[Opening Provided information section]
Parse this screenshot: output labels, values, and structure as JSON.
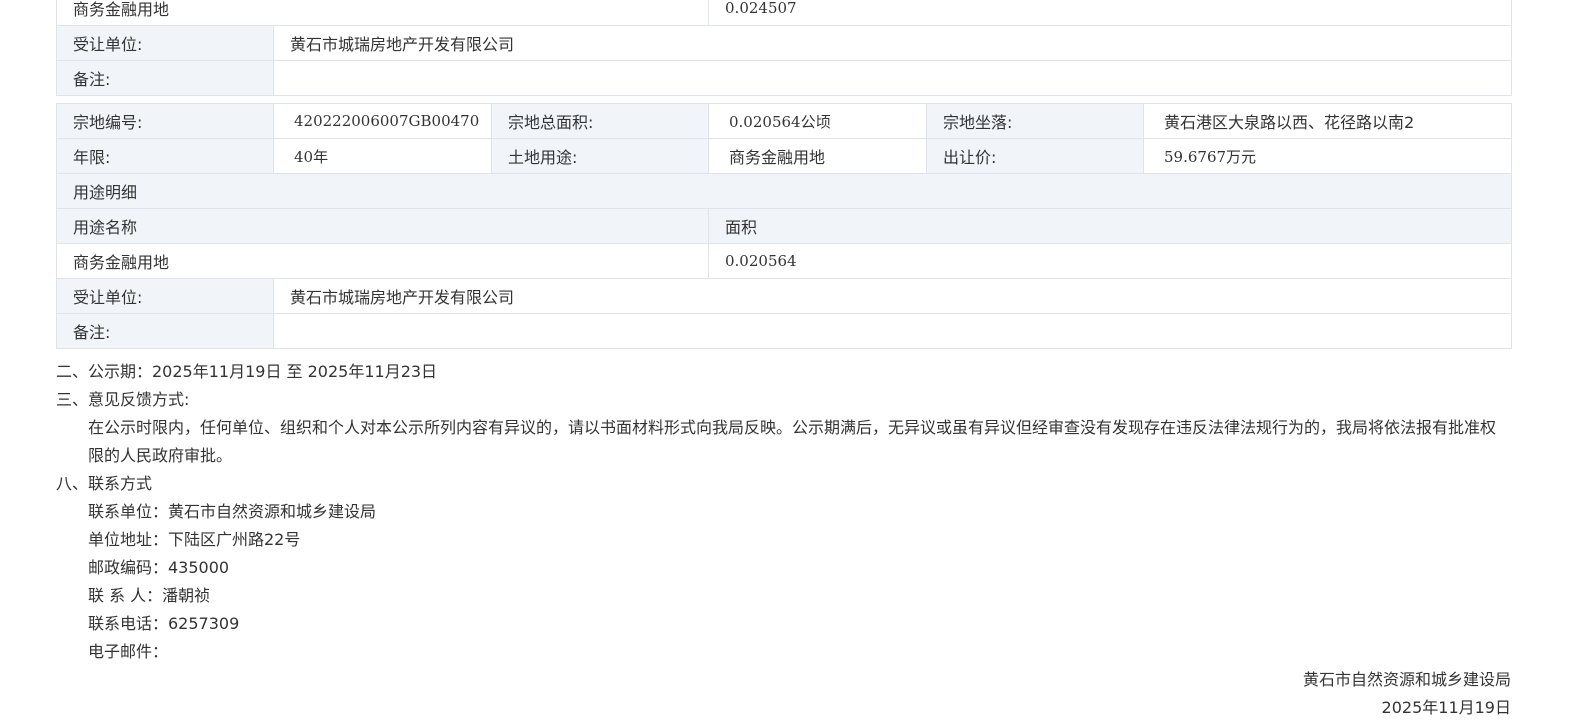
{
  "table1": {
    "use_name": "商务金融用地",
    "use_area": "0.024507",
    "transferee_label": "受让单位:",
    "transferee": "黄石市城瑞房地产开发有限公司",
    "remark_label": "备注:",
    "remark": ""
  },
  "table2": {
    "parcel_no_label": "宗地编号:",
    "parcel_no": "420222006007GB00470",
    "total_area_label": "宗地总面积:",
    "total_area": "0.020564公顷",
    "location_label": "宗地坐落:",
    "location": "黄石港区大泉路以西、花径路以南2",
    "term_label": "年限:",
    "term": "40年",
    "land_use_label": "土地用途:",
    "land_use": "商务金融用地",
    "price_label": "出让价:",
    "price": "59.6767万元",
    "use_detail_header": "用途明细",
    "use_name_header": "用途名称",
    "area_header": "面积",
    "use_name": "商务金融用地",
    "use_area": "0.020564",
    "transferee_label": "受让单位:",
    "transferee": "黄石市城瑞房地产开发有限公司",
    "remark_label": "备注:",
    "remark": ""
  },
  "notice": {
    "period": "二、公示期：2025年11月19日 至 2025年11月23日",
    "feedback_title": "三、意见反馈方式:",
    "feedback_text": "在公示时限内，任何单位、组织和个人对本公示所列内容有异议的，请以书面材料形式向我局反映。公示期满后，无异议或虽有异议但经审查没有发现存在违反法律法规行为的，我局将依法报有批准权限的人民政府审批。",
    "contact_title": "八、联系方式",
    "contact_unit": "联系单位：黄石市自然资源和城乡建设局",
    "address": "单位地址：下陆区广州路22号",
    "postcode": "邮政编码：435000",
    "contact_person": "联 系 人：潘朝祯",
    "phone": "联系电话：6257309",
    "email": "电子邮件：",
    "signature": "黄石市自然资源和城乡建设局",
    "date": "2025年11月19日"
  }
}
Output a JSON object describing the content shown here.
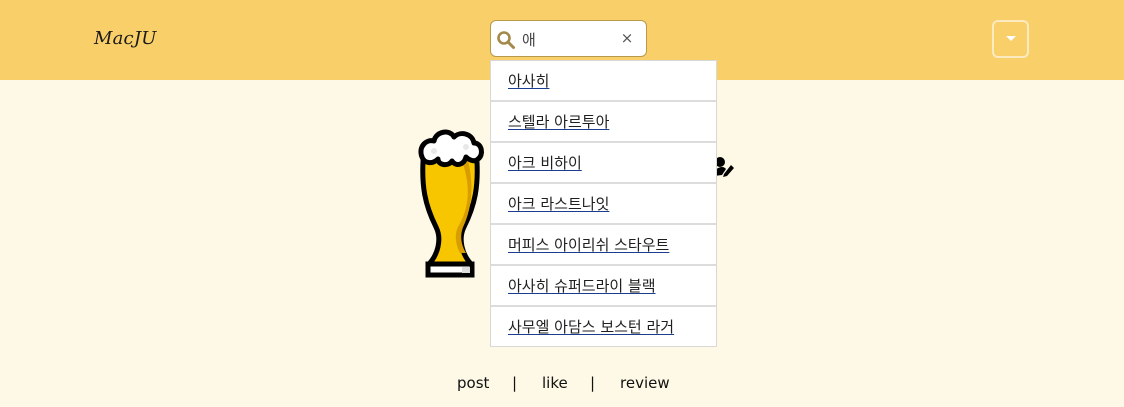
{
  "header": {
    "logo": "MacJU",
    "search": {
      "value": "애",
      "clear_symbol": "×"
    }
  },
  "dropdown": {
    "items": [
      "아사히",
      "스텔라 아르투아",
      "아크 비하이",
      "아크 라스트나잇",
      "머피스 아이리쉬 스타우트",
      "아사히 슈퍼드라이 블랙",
      "사무엘 아담스 보스턴 라거"
    ]
  },
  "icons": {
    "search": "search-icon",
    "clear": "close-icon",
    "menu": "chevron-down-icon",
    "beer": "beer-glass-icon",
    "edit": "pencil-icon"
  },
  "footer": {
    "links": [
      "post",
      "like",
      "review"
    ],
    "separator": "|"
  },
  "colors": {
    "header_bg": "#F9CF69",
    "page_bg": "#FEF8E6",
    "beer": "#F7C600",
    "foam": "#FFFFFF"
  }
}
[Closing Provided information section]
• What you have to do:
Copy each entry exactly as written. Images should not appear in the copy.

• Your response:
Parse this screenshot: output labels, values, and structure as JSON.
{
  "table1": {
    "use_name": "商务金融用地",
    "use_area": "0.024507",
    "transferee_label": "受让单位:",
    "transferee": "黄石市城瑞房地产开发有限公司",
    "remark_label": "备注:",
    "remark": ""
  },
  "table2": {
    "parcel_no_label": "宗地编号:",
    "parcel_no": "420222006007GB00470",
    "total_area_label": "宗地总面积:",
    "total_area": "0.020564公顷",
    "location_label": "宗地坐落:",
    "location": "黄石港区大泉路以西、花径路以南2",
    "term_label": "年限:",
    "term": "40年",
    "land_use_label": "土地用途:",
    "land_use": "商务金融用地",
    "price_label": "出让价:",
    "price": "59.6767万元",
    "use_detail_header": "用途明细",
    "use_name_header": "用途名称",
    "area_header": "面积",
    "use_name": "商务金融用地",
    "use_area": "0.020564",
    "transferee_label": "受让单位:",
    "transferee": "黄石市城瑞房地产开发有限公司",
    "remark_label": "备注:",
    "remark": ""
  },
  "notice": {
    "period": "二、公示期：2025年11月19日 至 2025年11月23日",
    "feedback_title": "三、意见反馈方式:",
    "feedback_text": "在公示时限内，任何单位、组织和个人对本公示所列内容有异议的，请以书面材料形式向我局反映。公示期满后，无异议或虽有异议但经审查没有发现存在违反法律法规行为的，我局将依法报有批准权限的人民政府审批。",
    "contact_title": "八、联系方式",
    "contact_unit": "联系单位：黄石市自然资源和城乡建设局",
    "address": "单位地址：下陆区广州路22号",
    "postcode": "邮政编码：435000",
    "contact_person": "联 系 人：潘朝祯",
    "phone": "联系电话：6257309",
    "email": "电子邮件：",
    "signature": "黄石市自然资源和城乡建设局",
    "date": "2025年11月19日"
  }
}
Output a JSON object describing the content shown here.
{
  "header": {
    "logo": "MacJU",
    "search": {
      "value": "애",
      "clear_symbol": "×"
    }
  },
  "dropdown": {
    "items": [
      "아사히",
      "스텔라 아르투아",
      "아크 비하이",
      "아크 라스트나잇",
      "머피스 아이리쉬 스타우트",
      "아사히 슈퍼드라이 블랙",
      "사무엘 아담스 보스턴 라거"
    ]
  },
  "icons": {
    "search": "search-icon",
    "clear": "close-icon",
    "menu": "chevron-down-icon",
    "beer": "beer-glass-icon",
    "edit": "pencil-icon"
  },
  "footer": {
    "links": [
      "post",
      "like",
      "review"
    ],
    "separator": "|"
  },
  "colors": {
    "header_bg": "#F9CF69",
    "page_bg": "#FEF8E6",
    "beer": "#F7C600",
    "foam": "#FFFFFF"
  }
}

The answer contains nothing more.